Thankfully, many companies have learned that nostalgia is a great way to boost sales, and my chance to try the sandwich has come. The KFC Double Down was rereleased on March 6th and is (currently) only expected to be offered for four weeks. In lieu of buns, there are two 100% white meat chicken Extra Crispy filets. Between them are two slices of cheese, two slices of bacon, and Colonel’s real mayo or spicy sauce. As I always like to try the original version first, I opted for the mayo over the spicy.

Usually, the 10-minute travel from the restaurant to home can have a negative impact on an item, but in the case of the Double Down, it ended up working in its favor. Before leaving, I checked to make sure my order was correct and noticed the cheese was unmelted. When I got home, it was perfectly gooey after sitting in its foil bag.

I was actually shocked by the size of the sandwich. I knew it would be big, but it was bigger than I thought. Cutting it in half was easy and made eating it a less daunting experience.
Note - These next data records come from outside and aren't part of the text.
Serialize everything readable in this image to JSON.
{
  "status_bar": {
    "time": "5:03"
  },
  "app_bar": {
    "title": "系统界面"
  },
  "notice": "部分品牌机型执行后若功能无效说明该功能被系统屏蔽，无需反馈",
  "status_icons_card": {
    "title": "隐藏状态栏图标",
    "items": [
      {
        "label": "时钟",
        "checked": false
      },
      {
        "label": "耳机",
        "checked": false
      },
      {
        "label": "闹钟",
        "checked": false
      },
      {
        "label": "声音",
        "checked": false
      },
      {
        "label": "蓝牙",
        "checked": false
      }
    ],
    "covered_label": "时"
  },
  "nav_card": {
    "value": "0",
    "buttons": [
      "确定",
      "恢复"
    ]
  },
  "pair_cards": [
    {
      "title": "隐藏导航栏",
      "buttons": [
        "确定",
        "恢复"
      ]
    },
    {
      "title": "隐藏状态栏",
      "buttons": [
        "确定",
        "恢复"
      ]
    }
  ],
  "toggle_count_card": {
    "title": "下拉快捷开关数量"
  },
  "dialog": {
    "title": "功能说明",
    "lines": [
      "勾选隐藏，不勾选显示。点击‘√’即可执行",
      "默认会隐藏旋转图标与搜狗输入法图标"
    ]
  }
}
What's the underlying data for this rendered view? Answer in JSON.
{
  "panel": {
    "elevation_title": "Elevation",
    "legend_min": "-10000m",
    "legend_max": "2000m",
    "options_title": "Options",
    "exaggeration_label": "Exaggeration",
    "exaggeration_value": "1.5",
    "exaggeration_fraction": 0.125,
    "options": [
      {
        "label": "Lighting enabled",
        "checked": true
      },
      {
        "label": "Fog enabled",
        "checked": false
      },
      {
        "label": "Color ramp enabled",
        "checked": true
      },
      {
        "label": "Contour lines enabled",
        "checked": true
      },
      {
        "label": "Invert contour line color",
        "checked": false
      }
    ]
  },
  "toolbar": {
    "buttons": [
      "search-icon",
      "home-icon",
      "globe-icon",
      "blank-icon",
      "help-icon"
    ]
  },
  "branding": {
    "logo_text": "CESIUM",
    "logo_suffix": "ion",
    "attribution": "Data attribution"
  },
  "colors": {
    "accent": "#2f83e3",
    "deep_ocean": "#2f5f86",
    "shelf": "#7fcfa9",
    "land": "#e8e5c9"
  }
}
I got about as perfect of a first bite as you could possibly want. The crispy, tender chicken filet was a great base for the melty cheese, smokey bacon, and creamy mayo. The familiar blend of KFC spices shined but didn’t overpower the sandwich. All four ingredients worked together to create a unique flavor that made me understand why people started petitions to bring back the Double Down.

My only real issue is the lack of nutritional information. I like being somewhat informed about what I’m eating, but KFC has only released the calorie numbers. Unfortunately, it’s not as simple as looking at the original sandwich’s stats, as the 2023 version is 410 calories more than the 2010 one. It’s safe to assume the other numbers must also be much higher.

While I cannot compare it to the original, the 2023 KFC Double Down was an absolute delight. Gimmick foods rarely live up to the hype, but the Double Down certainly exceeded my expectations. It isn’t an item that I would eat with any regularity, but I would love to see it receive the Shamrock Shake treatment and be released yearly for a limited time.

Purchased Price: $8.99
Rating: 9 out of 10
Nutrition Facts: 950 calories (other nutrition numbers aren’t available)